> **EXERCISE DIRECTIONS**: Please return every line in the following data that includes the string "title".

> **SOURCE MATERIAL**:
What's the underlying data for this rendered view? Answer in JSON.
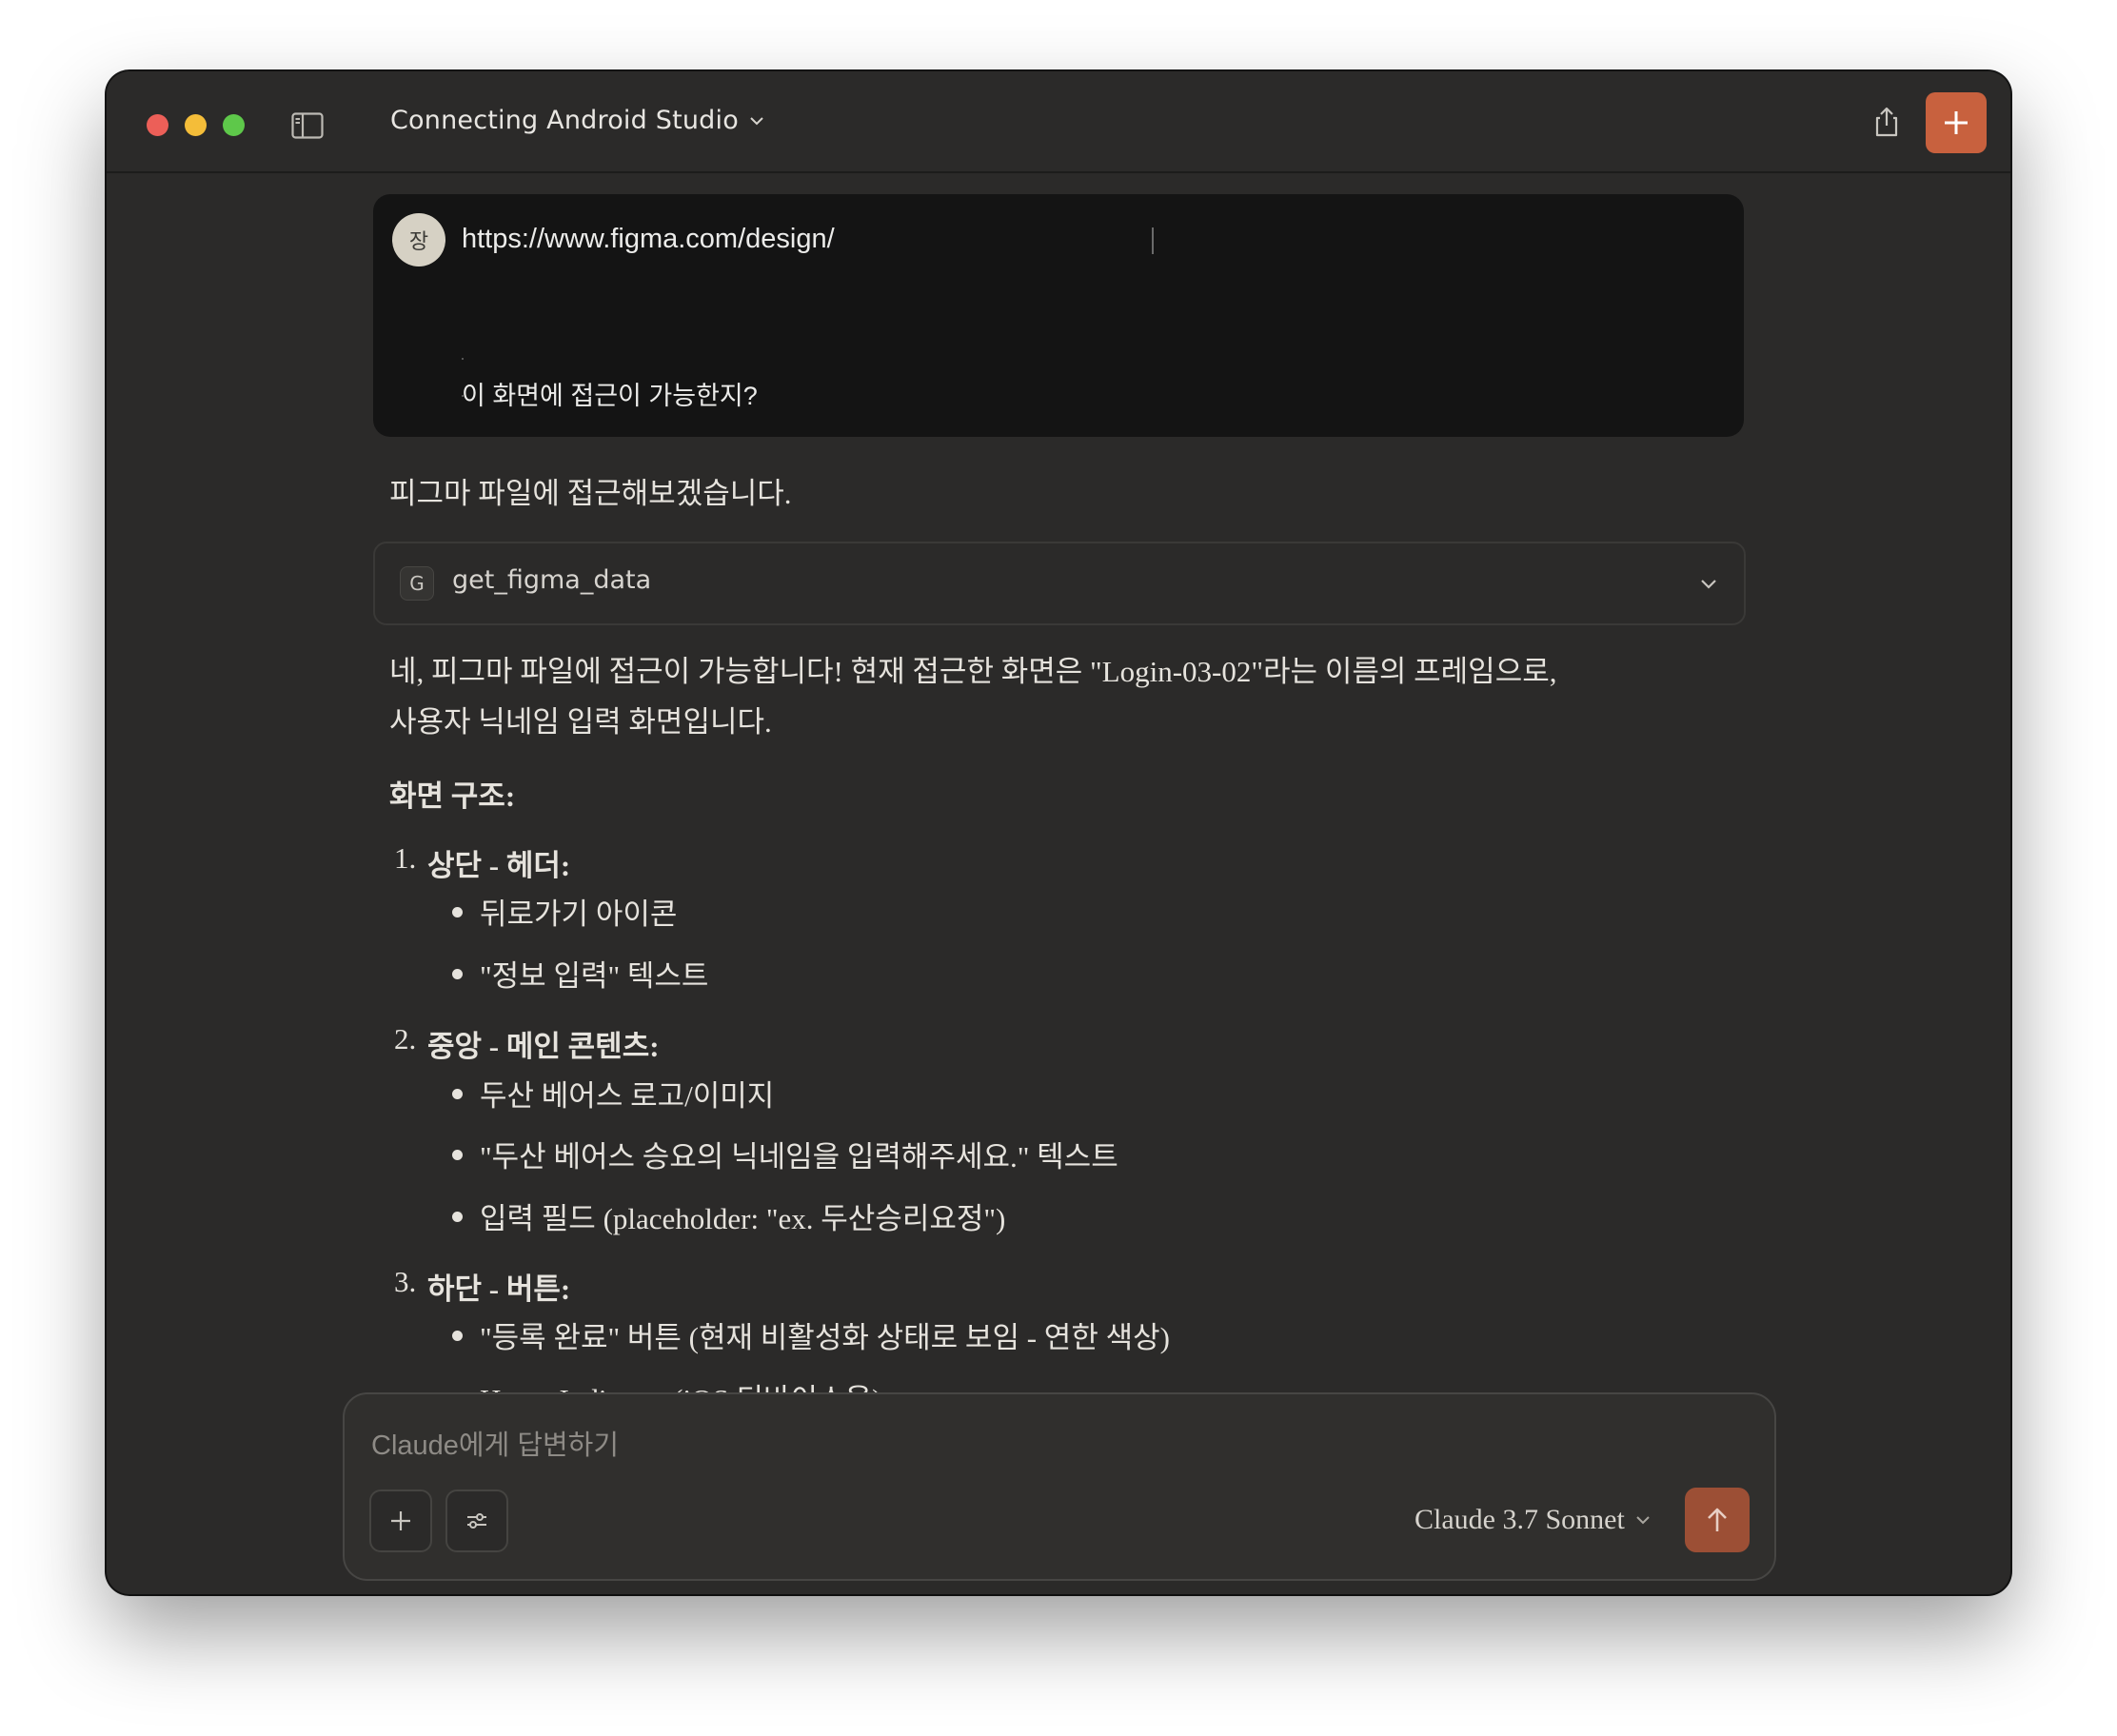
{
  "window": {
    "title": "Connecting Android Studio"
  },
  "user_message": {
    "avatar_initial": "장",
    "url": "https://www.figma.com/design/",
    "question": "이 화면에 접근이 가능한지?"
  },
  "assistant": {
    "intro": "피그마 파일에 접근해보겠습니다.",
    "tool_call": {
      "badge": "G",
      "name": "get_figma_data"
    },
    "answer_line1": "네, 피그마 파일에 접근이 가능합니다! 현재 접근한 화면은 \"Login-03-02\"라는 이름의 프레임으로,",
    "answer_line2": "사용자 닉네임 입력 화면입니다.",
    "structure_heading": "화면 구조:",
    "sections": [
      {
        "number": "1.",
        "title": "상단 - 헤더:",
        "items": [
          "뒤로가기 아이콘",
          "\"정보 입력\" 텍스트"
        ]
      },
      {
        "number": "2.",
        "title": "중앙 - 메인 콘텐츠:",
        "items": [
          "두산 베어스 로고/이미지",
          "\"두산 베어스 승요의 닉네임을 입력해주세요.\" 텍스트",
          "입력 필드 (placeholder: \"ex. 두산승리요정\")"
        ]
      },
      {
        "number": "3.",
        "title": "하단 - 버튼:",
        "items": [
          "\"등록 완료\" 버튼 (현재 비활성화 상태로 보임 - 연한 색상)",
          "Home Indicator (iOS 디바이스용)"
        ]
      }
    ]
  },
  "composer": {
    "placeholder": "Claude에게 답변하기",
    "model": "Claude 3.7 Sonnet"
  },
  "colors": {
    "accent": "#c8613e",
    "send_button": "#9c4f35",
    "window_bg": "#2b2a29",
    "user_bubble": "#141414"
  },
  "icons": [
    "sidebar-toggle-icon",
    "chevron-down-icon",
    "share-icon",
    "plus-icon",
    "sliders-icon",
    "arrow-up-icon"
  ]
}
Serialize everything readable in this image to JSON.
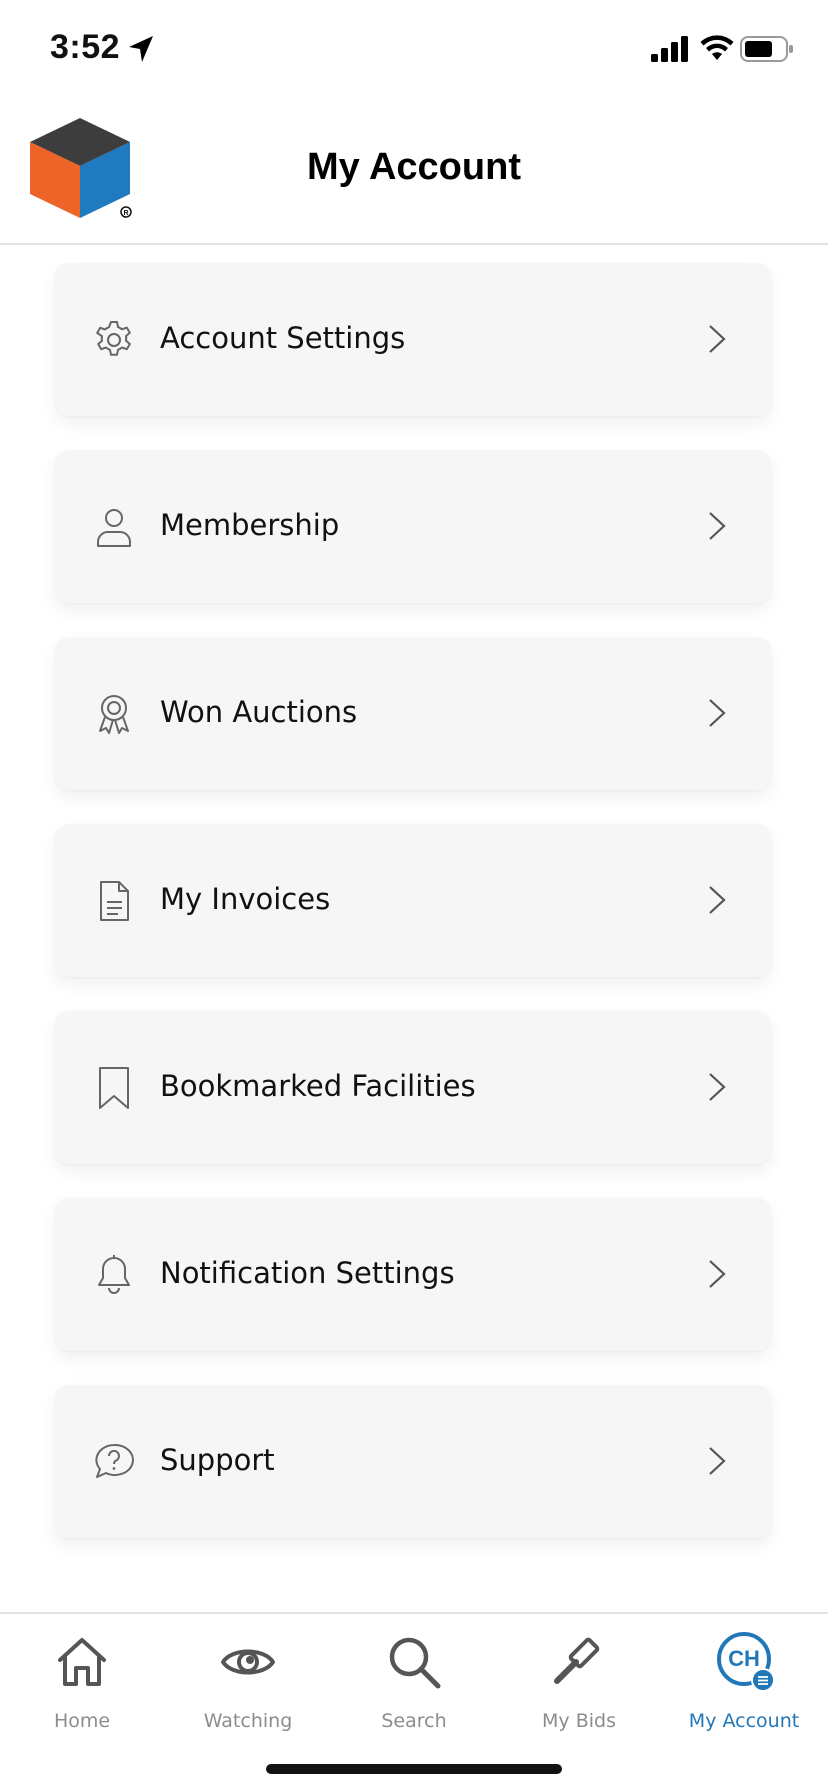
{
  "status_bar": {
    "time": "3:52",
    "icons": [
      "location-arrow-icon",
      "cellular-signal-icon",
      "wifi-icon",
      "battery-icon"
    ]
  },
  "header": {
    "title": "My Account",
    "logo": "cube-logo"
  },
  "menu": {
    "items": [
      {
        "label": "Account Settings",
        "icon": "gear-icon"
      },
      {
        "label": "Membership",
        "icon": "person-icon"
      },
      {
        "label": "Won Auctions",
        "icon": "award-ribbon-icon"
      },
      {
        "label": "My Invoices",
        "icon": "document-icon"
      },
      {
        "label": "Bookmarked Facilities",
        "icon": "bookmark-icon"
      },
      {
        "label": "Notification Settings",
        "icon": "bell-icon"
      },
      {
        "label": "Support",
        "icon": "question-bubble-icon"
      }
    ]
  },
  "tab_bar": {
    "tabs": [
      {
        "label": "Home",
        "icon": "home-icon",
        "active": false
      },
      {
        "label": "Watching",
        "icon": "eye-icon",
        "active": false
      },
      {
        "label": "Search",
        "icon": "search-icon",
        "active": false
      },
      {
        "label": "My Bids",
        "icon": "gavel-icon",
        "active": false
      },
      {
        "label": "My Account",
        "icon": "avatar",
        "active": true,
        "avatar_initials": "CH"
      }
    ]
  },
  "colors": {
    "accent": "#2277b8",
    "inactive_tab": "#8c8c8c",
    "card_bg": "#f6f6f6",
    "logo_orange": "#ee6328",
    "logo_blue": "#1f7ac0",
    "logo_dark": "#3d3d3d"
  }
}
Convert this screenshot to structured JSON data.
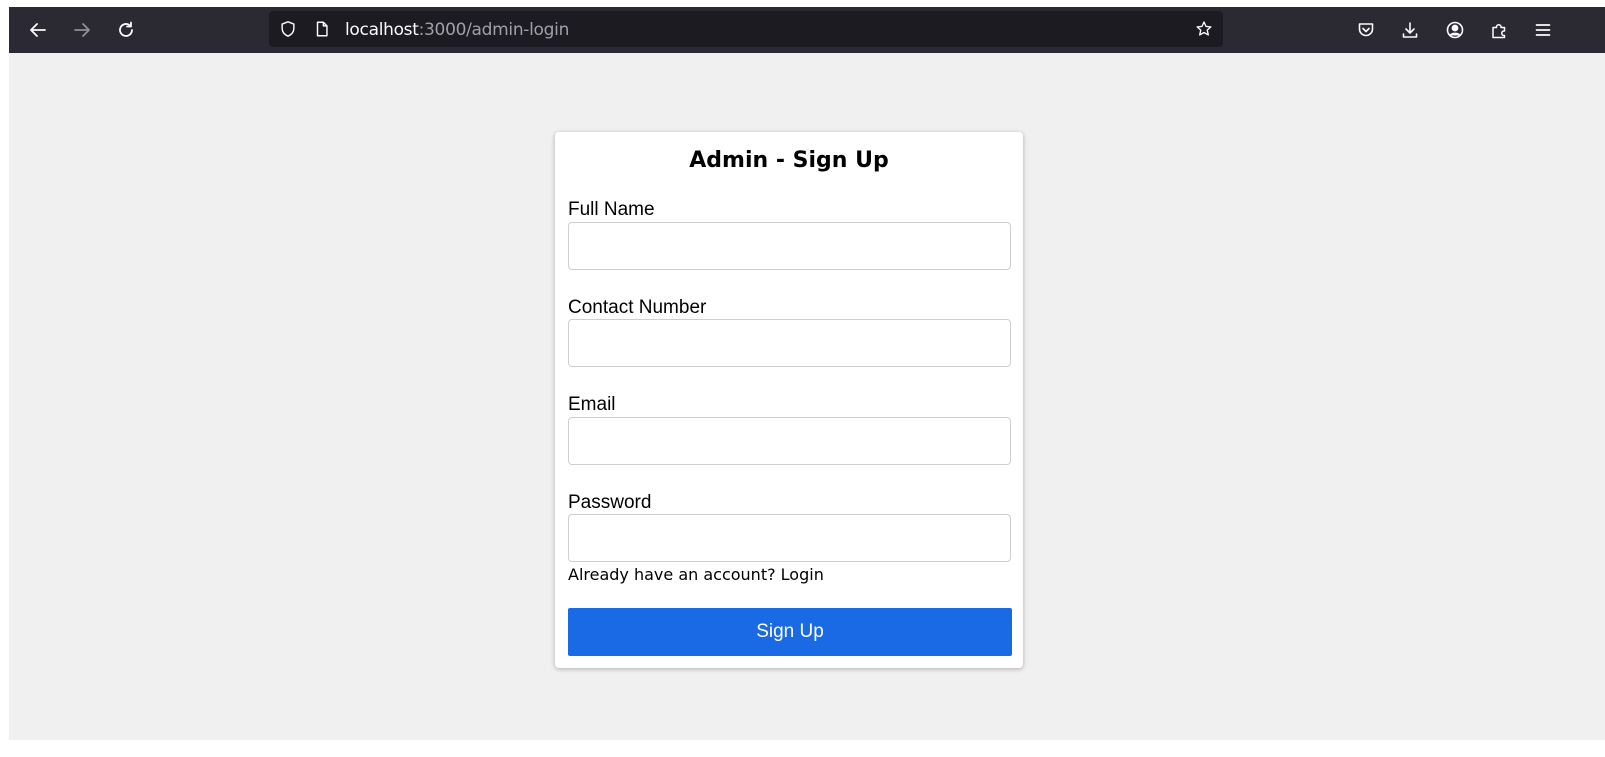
{
  "browser": {
    "url_host": "localhost",
    "url_rest": ":3000/admin-login",
    "icons": {
      "back": "back-arrow-icon",
      "forward": "forward-arrow-icon",
      "reload": "reload-icon",
      "shield": "shield-icon",
      "page": "page-icon",
      "bookmark": "star-icon",
      "pocket": "pocket-icon",
      "download": "download-icon",
      "account": "account-icon",
      "extensions": "extensions-icon",
      "menu": "hamburger-menu-icon"
    }
  },
  "form": {
    "title": "Admin - Sign Up",
    "fields": [
      {
        "label": "Full Name",
        "value": "",
        "placeholder": ""
      },
      {
        "label": "Contact Number",
        "value": "",
        "placeholder": ""
      },
      {
        "label": "Email",
        "value": "",
        "placeholder": ""
      },
      {
        "label": "Password",
        "value": "",
        "placeholder": ""
      }
    ],
    "login_prompt": "Already have an account? ",
    "login_link": "Login",
    "submit_label": "Sign Up"
  },
  "colors": {
    "toolbar_bg": "#2b2a33",
    "urlbar_bg": "#1c1b22",
    "page_bg": "#f0f0f0",
    "button_bg": "#1a6ae5"
  }
}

> **ANSWER TO THE EXERCISE**:
    "title": "Connecting Android Studio"
        "title": "상단 - 헤더:",
        "title": "중앙 - 메인 콘텐츠:",
        "title": "하단 - 버튼:",
    "title": "My Account",
    "title": "Admin - Sign Up",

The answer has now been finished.